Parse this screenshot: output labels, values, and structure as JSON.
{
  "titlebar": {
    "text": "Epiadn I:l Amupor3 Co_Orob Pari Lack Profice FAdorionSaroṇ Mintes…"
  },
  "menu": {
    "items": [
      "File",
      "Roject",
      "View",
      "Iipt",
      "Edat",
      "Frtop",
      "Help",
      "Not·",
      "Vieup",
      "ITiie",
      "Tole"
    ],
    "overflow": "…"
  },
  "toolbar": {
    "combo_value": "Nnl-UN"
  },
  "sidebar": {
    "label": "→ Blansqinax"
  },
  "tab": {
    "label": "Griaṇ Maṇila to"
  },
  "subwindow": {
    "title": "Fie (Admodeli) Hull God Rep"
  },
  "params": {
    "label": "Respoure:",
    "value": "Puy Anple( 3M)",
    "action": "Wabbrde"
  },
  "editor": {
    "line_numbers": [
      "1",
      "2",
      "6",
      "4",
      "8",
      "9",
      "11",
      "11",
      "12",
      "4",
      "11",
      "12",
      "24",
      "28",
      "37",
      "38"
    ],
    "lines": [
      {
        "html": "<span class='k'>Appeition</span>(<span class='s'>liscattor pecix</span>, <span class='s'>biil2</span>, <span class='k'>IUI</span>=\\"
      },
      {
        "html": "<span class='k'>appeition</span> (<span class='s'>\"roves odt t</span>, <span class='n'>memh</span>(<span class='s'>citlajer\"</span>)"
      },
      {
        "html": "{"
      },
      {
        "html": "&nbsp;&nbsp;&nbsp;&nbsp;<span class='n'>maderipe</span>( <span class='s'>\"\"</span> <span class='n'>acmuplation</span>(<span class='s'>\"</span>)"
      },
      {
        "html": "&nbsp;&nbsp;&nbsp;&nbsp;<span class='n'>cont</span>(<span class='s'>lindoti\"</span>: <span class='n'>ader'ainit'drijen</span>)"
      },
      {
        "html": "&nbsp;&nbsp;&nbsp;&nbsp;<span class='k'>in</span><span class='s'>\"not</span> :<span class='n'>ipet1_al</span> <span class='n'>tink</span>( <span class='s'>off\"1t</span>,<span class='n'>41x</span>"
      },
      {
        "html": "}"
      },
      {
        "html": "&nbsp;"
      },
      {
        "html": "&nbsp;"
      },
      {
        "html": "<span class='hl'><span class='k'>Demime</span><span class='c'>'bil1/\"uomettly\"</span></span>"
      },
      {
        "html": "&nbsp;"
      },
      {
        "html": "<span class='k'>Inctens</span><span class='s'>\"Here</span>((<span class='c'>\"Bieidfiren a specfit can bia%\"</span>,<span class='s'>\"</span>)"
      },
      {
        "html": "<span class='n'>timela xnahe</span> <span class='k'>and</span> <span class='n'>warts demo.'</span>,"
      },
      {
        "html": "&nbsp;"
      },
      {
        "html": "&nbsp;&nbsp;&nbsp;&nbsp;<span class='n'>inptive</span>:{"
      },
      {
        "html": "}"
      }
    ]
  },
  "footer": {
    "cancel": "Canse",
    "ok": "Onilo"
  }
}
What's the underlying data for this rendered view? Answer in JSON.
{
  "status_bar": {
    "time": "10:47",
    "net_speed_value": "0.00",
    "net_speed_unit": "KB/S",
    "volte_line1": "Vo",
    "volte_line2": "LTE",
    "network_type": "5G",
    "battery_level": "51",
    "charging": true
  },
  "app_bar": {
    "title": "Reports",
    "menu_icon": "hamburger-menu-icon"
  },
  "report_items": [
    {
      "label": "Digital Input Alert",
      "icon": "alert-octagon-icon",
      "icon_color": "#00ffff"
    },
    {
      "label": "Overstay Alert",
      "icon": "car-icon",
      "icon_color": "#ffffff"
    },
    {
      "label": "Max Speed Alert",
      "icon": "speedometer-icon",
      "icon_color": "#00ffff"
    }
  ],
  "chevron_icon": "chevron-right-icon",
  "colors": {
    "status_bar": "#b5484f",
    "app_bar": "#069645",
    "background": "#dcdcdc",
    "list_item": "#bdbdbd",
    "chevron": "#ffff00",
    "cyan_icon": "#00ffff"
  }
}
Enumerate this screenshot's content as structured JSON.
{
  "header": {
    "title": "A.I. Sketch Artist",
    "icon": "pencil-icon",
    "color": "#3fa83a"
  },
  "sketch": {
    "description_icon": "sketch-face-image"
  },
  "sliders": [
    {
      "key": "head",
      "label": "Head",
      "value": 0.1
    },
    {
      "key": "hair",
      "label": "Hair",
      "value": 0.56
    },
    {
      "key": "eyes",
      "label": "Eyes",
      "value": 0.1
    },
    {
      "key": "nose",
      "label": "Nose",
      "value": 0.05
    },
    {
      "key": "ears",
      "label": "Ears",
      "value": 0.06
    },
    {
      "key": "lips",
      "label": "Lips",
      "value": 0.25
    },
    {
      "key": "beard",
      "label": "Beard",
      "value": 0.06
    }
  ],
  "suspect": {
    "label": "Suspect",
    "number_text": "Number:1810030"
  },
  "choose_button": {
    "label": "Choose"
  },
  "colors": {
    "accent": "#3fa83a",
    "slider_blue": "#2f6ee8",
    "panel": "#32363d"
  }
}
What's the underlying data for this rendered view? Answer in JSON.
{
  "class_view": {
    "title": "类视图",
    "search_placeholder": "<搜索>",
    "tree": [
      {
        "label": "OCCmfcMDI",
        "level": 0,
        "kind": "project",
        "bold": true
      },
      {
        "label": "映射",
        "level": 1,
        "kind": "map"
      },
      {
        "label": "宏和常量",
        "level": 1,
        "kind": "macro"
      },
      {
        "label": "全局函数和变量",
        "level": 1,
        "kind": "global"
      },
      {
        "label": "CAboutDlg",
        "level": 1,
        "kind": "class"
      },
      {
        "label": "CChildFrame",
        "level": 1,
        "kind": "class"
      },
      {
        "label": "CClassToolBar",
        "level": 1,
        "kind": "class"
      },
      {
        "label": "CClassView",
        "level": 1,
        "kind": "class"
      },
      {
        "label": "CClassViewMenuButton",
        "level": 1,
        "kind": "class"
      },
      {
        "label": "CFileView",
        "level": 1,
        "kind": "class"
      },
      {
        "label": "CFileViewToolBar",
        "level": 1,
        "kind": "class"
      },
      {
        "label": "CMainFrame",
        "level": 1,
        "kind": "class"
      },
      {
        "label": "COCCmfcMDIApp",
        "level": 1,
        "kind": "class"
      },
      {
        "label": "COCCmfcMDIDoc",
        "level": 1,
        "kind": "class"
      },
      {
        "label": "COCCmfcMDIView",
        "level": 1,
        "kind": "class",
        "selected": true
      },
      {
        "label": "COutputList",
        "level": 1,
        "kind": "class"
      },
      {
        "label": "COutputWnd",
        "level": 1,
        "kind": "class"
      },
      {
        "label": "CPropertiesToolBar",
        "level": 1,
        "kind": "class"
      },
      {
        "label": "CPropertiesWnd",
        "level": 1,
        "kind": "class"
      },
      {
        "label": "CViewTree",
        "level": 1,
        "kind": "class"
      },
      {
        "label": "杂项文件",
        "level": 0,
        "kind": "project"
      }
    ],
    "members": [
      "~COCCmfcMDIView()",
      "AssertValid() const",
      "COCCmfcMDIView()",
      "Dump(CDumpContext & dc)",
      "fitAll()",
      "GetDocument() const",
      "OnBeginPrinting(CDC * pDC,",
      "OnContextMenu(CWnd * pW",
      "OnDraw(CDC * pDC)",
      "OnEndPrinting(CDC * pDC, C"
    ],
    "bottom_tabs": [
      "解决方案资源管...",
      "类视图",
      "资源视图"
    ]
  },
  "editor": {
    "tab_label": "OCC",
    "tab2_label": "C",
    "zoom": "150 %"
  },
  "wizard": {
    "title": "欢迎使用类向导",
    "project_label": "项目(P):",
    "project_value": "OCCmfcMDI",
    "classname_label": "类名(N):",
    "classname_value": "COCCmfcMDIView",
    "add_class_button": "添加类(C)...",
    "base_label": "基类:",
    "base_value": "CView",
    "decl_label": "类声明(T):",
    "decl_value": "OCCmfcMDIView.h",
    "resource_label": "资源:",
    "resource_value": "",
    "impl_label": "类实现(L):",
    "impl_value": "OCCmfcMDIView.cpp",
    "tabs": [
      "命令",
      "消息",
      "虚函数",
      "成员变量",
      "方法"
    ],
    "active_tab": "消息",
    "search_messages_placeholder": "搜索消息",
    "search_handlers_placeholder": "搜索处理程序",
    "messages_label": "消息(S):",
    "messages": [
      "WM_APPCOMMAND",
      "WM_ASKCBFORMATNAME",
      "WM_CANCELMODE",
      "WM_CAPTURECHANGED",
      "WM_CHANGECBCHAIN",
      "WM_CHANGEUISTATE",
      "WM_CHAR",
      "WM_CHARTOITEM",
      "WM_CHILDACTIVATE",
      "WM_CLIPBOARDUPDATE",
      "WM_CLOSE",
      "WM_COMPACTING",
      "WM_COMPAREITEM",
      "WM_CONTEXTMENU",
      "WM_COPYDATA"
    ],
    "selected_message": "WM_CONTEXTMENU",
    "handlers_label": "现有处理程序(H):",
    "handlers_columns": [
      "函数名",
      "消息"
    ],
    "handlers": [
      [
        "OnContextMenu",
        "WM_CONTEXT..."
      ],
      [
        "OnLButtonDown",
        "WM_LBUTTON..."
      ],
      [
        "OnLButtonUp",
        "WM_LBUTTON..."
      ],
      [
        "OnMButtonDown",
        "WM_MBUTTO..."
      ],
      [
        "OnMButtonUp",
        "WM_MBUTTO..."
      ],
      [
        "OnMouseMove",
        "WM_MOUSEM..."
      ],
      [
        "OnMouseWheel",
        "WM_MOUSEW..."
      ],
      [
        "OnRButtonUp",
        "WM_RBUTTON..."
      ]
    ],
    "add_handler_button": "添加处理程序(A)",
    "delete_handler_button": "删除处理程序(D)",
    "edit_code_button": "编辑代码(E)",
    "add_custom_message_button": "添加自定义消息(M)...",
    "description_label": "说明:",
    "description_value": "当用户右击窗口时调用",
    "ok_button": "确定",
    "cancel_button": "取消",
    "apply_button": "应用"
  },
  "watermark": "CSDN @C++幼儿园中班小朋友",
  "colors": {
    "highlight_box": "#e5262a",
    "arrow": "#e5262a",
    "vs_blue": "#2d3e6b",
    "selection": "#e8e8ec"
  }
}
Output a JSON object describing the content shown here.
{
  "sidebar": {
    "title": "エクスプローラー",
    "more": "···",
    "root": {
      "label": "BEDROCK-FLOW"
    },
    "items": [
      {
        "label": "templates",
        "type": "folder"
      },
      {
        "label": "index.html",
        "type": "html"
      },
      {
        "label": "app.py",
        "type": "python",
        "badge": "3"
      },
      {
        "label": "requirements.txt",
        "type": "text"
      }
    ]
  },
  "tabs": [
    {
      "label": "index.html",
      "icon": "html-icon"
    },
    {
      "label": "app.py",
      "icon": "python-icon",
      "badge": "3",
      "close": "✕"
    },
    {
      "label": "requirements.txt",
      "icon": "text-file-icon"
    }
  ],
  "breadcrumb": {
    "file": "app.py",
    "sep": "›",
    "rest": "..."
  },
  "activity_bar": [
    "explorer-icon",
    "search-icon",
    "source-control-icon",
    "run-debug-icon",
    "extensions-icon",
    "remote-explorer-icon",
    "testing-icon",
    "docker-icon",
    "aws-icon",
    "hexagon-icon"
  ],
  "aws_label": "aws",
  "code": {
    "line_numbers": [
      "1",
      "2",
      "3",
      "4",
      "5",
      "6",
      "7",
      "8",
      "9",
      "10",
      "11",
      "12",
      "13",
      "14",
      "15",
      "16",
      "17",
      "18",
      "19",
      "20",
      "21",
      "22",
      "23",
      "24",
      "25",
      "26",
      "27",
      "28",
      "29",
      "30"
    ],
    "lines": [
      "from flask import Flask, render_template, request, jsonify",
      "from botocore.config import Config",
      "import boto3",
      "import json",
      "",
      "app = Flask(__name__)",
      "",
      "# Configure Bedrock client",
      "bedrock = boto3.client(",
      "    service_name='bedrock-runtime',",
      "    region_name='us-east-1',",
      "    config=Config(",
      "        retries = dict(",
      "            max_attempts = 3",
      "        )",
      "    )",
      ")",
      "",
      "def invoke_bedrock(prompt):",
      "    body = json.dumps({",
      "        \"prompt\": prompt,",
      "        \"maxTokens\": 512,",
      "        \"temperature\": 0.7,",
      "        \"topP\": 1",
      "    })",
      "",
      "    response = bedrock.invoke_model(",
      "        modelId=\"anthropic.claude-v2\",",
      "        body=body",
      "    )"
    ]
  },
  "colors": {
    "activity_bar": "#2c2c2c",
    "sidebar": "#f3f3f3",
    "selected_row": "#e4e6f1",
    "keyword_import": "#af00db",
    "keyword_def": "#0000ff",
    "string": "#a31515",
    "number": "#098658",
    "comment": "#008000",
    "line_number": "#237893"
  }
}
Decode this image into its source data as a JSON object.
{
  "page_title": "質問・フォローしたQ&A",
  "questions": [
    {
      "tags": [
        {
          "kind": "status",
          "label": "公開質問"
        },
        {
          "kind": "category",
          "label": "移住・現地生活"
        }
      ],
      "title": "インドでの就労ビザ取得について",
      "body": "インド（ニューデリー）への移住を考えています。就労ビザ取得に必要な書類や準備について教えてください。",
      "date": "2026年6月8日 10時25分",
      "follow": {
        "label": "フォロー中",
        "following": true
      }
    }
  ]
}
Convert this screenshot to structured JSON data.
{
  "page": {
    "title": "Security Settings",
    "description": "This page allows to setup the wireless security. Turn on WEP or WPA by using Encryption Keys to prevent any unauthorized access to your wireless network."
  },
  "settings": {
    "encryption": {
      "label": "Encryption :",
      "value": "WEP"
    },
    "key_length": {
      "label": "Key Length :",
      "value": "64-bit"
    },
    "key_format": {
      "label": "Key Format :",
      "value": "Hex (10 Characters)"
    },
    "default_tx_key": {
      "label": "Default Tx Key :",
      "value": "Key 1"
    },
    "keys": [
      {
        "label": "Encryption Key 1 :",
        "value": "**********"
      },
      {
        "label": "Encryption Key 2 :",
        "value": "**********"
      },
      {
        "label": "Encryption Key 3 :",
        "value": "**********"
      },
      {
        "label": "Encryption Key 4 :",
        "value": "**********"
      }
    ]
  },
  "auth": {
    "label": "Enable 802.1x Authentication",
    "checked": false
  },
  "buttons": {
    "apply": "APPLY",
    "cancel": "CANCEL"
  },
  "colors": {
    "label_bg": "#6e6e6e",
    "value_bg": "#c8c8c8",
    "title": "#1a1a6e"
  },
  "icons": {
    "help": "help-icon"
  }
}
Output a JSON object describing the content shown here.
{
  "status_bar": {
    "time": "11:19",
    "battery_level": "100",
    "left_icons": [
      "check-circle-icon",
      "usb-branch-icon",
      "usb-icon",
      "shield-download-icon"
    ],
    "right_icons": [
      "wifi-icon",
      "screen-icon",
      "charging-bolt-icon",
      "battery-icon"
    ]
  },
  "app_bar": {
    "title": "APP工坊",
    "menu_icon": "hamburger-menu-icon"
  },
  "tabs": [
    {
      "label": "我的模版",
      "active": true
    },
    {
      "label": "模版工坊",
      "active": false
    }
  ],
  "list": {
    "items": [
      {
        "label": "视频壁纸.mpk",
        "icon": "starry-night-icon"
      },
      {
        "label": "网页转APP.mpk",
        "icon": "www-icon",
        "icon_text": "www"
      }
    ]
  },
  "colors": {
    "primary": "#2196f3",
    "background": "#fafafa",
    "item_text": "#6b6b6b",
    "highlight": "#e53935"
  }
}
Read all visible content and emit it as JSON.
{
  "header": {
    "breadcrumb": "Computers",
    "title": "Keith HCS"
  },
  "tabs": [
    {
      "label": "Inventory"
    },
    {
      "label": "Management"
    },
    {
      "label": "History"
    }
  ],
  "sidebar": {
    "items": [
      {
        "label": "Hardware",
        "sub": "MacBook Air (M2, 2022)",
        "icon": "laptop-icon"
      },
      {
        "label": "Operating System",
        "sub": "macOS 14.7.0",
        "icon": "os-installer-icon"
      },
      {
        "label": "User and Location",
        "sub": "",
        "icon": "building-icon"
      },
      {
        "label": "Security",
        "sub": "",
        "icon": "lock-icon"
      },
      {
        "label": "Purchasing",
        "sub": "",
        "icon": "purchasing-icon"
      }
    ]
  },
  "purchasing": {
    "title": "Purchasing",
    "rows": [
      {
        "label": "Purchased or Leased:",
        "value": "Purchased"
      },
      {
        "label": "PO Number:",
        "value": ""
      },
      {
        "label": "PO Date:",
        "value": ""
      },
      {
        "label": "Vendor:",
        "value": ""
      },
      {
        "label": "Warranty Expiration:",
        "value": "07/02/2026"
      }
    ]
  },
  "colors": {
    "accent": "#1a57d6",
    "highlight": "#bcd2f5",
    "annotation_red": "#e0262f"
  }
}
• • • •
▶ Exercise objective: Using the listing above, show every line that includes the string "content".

▶ Expected answer:
Enumerate this screenshot's content as structured JSON.
Output a JSON object describing the content shown here.
Output a JSON object describing the content shown here.
Read all visible content and emit it as JSON.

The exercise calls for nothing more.